I was already camped out with the kids so imagine my surprise when the crew set up a coffee, tea and pastries bar, pivoting to hot soup and rolls in the afternoon.
All the bingo and Zumba classes were called off and the music stayed low. The rangers set up a traveling ranger station and narrated our journey through the bay with scientific and historic information. The Stardust theater showed documentaries on Alaska and the culture of the ship shifted from bar and buffet lines to education and quiet contemplation.
The day started out rainy and overcast but cleared up so we could enjoy the splendor of the Margory, Reid, Lamplaugh, and Johns Hopkins glaciers in all their glory. It could just as easily have been socked in with fog so we counted our blessings.
The captain let the ship spin a few times in front of each glacier so everyone had a perfect view. Loony set up his telescope so people could see the ice up close.
I took in every moment.
The fleeting and impermanent nature of this trip wasn’t lost on me. I tried to impress on my boys who were often tired and distracted that they should stop and consider that one day these glaciers will be gone and they will be able to say they saw them in person, that they saw them calve into the bay, skipped stones at icebergs, and regarded the mineral blue of the glacial ice that is unlike any blue we’ve ever seen; that people might ask them what it was like.
Itchy was cranky on our hike to Mendenhall Glacier having fallen asleep on the bus ride. I remember what it felt like as a child to be deep in sleep and then abruptly awakened and expected to sight see. It was hard to switch gears. For his sake, I hope he was able to shake off the mood and be in the moment.
The rangers said the best side of the ship to be on to see glaciers is the outside. We stood outside on that perfect day, where there wasn’t a breath of wind and drank in sheer majesty of the glaciers, as well as the forces that are destroying them.
By the end of the day I was tired from all the intense looking that I did. I realize it sounds very 1st world but it’s true, I felt worn out from attempting to memorize every second. I took a break by editing photos on my phone while sitting in front of a bank of floor-to-ceiling windows.
As I was looking down Loony let out a whoop. I looked up just in time to see a hump back whale, not 50 yards from the ship, jump out of the water right in front of us. Everyone who saw it shouted and cheered. Loony and I jumped up and down, high-fived and drank to the whale and to the marvelous day.

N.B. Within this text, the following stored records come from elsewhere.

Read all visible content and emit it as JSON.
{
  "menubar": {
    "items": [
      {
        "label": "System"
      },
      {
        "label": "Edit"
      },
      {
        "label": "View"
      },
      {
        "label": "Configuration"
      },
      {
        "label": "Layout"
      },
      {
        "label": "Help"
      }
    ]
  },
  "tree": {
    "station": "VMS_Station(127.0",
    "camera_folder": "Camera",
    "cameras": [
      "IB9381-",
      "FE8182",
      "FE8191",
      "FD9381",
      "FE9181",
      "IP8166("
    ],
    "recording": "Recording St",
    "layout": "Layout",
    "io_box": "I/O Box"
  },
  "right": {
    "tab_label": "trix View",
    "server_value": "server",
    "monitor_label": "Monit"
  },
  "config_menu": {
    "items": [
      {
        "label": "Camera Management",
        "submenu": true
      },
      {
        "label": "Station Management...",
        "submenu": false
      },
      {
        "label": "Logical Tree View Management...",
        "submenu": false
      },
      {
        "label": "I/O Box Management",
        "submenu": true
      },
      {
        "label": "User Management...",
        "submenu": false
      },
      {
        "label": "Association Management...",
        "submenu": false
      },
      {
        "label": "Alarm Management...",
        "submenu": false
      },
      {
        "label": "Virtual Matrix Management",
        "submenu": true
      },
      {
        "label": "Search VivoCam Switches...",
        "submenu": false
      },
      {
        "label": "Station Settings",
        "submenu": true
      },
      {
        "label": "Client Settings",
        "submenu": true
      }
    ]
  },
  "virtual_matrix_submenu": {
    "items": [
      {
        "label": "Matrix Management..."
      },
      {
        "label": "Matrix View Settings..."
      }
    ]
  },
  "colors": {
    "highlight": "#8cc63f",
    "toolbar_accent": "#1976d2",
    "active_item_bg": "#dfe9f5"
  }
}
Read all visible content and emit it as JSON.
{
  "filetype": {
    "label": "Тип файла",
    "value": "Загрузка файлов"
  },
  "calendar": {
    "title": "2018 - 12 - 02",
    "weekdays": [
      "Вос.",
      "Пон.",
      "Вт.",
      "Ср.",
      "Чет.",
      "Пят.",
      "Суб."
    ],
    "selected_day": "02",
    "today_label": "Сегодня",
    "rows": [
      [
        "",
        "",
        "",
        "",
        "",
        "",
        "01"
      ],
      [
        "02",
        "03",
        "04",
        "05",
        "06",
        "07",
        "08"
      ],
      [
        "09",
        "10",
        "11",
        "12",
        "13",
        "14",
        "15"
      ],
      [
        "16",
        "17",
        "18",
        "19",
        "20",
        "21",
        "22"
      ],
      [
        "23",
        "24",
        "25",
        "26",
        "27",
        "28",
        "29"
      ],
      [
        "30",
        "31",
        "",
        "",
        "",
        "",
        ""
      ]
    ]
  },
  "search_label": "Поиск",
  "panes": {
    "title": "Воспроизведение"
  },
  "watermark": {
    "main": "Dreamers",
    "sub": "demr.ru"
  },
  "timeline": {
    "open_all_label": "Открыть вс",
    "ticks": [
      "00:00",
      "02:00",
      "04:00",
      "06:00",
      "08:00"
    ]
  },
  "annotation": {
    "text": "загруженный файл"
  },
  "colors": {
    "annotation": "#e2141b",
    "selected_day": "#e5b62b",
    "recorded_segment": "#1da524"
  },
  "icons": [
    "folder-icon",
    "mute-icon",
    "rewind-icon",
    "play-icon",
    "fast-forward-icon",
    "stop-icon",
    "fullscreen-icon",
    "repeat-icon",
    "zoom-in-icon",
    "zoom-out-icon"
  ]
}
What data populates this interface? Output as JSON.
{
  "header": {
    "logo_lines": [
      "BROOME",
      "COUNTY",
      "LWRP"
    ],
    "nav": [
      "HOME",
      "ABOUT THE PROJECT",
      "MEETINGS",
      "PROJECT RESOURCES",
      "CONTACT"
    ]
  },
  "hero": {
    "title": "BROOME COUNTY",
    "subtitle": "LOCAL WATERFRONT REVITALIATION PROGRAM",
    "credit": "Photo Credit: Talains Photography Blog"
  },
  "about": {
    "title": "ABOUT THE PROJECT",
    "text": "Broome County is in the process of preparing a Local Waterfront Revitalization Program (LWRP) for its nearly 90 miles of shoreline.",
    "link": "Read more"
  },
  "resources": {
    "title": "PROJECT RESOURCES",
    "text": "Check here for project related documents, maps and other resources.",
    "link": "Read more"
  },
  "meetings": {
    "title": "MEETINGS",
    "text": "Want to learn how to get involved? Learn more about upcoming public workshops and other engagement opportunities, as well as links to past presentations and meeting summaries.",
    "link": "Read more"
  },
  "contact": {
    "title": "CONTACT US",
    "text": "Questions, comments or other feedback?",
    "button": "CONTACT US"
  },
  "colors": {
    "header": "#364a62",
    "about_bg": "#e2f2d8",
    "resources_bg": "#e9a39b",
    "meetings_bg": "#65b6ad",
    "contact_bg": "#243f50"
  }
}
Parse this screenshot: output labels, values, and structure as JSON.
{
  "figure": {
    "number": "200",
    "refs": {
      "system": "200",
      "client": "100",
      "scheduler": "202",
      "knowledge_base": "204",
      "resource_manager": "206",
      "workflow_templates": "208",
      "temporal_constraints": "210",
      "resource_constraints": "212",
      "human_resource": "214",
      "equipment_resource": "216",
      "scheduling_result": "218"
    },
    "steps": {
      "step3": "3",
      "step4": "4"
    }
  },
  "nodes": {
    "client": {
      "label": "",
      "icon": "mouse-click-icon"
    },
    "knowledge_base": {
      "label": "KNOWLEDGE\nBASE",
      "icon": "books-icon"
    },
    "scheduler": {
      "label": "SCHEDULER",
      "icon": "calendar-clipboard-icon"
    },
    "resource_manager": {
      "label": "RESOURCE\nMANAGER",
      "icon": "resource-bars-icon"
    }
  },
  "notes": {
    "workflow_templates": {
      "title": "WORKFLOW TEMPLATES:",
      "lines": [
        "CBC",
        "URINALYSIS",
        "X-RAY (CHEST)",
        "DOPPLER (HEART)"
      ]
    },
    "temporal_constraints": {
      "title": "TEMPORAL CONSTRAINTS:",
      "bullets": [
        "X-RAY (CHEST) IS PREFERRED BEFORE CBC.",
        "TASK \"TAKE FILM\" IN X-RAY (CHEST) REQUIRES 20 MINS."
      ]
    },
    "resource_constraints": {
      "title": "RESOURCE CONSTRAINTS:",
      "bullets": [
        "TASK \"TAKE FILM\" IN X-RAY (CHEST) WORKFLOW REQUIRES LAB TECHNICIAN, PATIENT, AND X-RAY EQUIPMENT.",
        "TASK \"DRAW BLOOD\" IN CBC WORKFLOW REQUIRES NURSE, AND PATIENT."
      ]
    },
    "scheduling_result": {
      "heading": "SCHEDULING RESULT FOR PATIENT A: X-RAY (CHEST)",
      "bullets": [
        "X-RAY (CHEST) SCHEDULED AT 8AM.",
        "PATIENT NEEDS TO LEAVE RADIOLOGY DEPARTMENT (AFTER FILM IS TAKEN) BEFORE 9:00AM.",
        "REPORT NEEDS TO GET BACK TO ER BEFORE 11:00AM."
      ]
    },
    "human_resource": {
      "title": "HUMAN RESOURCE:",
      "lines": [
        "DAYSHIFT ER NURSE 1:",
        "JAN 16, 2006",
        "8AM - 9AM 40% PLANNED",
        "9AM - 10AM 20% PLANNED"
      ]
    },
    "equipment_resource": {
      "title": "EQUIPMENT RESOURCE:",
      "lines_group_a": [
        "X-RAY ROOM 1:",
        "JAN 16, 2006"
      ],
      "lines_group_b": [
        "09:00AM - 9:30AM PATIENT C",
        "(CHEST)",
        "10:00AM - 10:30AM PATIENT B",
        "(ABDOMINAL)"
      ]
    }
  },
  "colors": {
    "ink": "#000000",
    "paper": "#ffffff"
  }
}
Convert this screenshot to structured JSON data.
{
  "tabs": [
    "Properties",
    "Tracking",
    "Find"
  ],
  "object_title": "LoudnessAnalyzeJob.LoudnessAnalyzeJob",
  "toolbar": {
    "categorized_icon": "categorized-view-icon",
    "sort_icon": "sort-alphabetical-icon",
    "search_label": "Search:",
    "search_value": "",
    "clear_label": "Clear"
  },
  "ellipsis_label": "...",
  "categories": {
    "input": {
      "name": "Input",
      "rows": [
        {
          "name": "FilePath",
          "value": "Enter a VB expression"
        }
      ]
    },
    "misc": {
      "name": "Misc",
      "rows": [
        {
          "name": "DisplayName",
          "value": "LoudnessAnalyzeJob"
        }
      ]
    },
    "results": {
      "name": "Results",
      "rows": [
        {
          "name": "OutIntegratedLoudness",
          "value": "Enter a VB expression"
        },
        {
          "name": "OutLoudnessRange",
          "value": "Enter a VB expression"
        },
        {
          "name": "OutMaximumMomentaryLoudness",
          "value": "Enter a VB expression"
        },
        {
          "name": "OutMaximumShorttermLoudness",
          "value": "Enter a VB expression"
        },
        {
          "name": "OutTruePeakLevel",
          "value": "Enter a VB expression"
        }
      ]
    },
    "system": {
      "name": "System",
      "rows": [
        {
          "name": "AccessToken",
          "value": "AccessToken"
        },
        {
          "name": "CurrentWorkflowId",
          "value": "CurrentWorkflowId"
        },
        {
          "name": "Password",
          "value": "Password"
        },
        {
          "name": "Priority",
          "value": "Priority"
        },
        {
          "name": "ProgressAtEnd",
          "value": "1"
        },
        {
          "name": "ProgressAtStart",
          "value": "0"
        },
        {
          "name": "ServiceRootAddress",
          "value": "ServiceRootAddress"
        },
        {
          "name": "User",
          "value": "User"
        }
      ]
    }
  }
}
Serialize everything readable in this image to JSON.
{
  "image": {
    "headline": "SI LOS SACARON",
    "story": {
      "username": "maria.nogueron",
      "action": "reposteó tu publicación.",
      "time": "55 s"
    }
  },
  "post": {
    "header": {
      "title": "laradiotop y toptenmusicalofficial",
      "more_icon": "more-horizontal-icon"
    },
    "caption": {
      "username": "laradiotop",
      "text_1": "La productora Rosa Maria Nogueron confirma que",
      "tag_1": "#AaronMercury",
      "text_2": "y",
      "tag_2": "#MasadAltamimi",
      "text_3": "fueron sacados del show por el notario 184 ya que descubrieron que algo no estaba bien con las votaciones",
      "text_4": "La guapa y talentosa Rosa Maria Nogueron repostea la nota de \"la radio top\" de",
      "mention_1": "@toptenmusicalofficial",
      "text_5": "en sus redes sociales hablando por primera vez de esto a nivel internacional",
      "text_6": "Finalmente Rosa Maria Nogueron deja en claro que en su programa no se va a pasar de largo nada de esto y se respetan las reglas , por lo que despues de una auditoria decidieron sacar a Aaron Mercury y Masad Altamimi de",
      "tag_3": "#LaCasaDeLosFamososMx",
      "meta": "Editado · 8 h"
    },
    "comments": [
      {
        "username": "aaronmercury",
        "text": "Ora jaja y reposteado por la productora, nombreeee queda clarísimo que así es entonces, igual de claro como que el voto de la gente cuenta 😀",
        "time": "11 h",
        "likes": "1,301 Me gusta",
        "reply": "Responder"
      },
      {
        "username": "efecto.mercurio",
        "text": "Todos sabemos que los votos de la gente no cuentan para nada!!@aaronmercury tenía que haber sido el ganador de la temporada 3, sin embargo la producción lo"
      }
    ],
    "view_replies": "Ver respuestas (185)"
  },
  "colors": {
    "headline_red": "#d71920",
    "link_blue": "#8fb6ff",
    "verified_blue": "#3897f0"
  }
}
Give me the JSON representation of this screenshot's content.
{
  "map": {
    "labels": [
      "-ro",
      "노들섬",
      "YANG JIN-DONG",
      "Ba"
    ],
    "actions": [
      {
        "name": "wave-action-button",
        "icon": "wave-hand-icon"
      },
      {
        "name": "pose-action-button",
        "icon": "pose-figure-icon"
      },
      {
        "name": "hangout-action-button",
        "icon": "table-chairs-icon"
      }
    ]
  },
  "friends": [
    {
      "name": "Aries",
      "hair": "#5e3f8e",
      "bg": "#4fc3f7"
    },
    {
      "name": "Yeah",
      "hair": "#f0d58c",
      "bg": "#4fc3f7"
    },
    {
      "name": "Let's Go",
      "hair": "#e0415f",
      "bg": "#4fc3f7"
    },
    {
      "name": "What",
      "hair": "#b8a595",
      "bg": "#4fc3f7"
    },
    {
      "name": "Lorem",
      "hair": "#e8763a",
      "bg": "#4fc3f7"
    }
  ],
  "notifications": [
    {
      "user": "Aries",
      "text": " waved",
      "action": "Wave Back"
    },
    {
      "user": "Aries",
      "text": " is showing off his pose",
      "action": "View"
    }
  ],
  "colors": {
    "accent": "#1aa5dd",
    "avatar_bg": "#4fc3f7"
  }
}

I fell in love with Ketchikan with its Tongas nature sanctuary, sea otters and seals, totems, and raptors. Unfortunately we didn’t see any bears.
On a friend’s recommendation we saw as many shows as we could. I’ll admit that it wasn’t many as I was usually wiped out come dinner time. But the shows we saw were great. There was a nice theater onboard and the performers sang and danced their hearts out. Their enthusiasm was infectious and the set lists were carefully picked to appeal to people of a certain (aka my) age.
We went to a few kids’ events and saw a magic act and a comedian, napped when we weren’t on shore excursions and left feeling thoroughly happy with our cruise experience.
We even had a few afternoons where it was warm enough for the boys to take advantage of the pool.
I realize that not all cruises are about the great outdoors and they funnel their guests into tourist traps, but I would gladly do another cruise like this one again. It was a wonderful way to see a completely remote place without the hassle of long drives, sketchy airplanes, and the endless logistical nightmare of arranging for accommodations in sparsely populated towns.
And then there was the motion of the ocean. I was surprised how stable the boat was and it took a few days for us to get into choppy enough water that I even noticed the rolling movement. I’ve heard people complain about that drunken feeling but I love it, especially when in bed. I slept like a baby every night.
I still have that feeling even as I sit on dry land and I wish it wouldn’t go away.
Thank you again Dad and MaryAnn, for taking care of everything and making this magical week happen for us. We love you.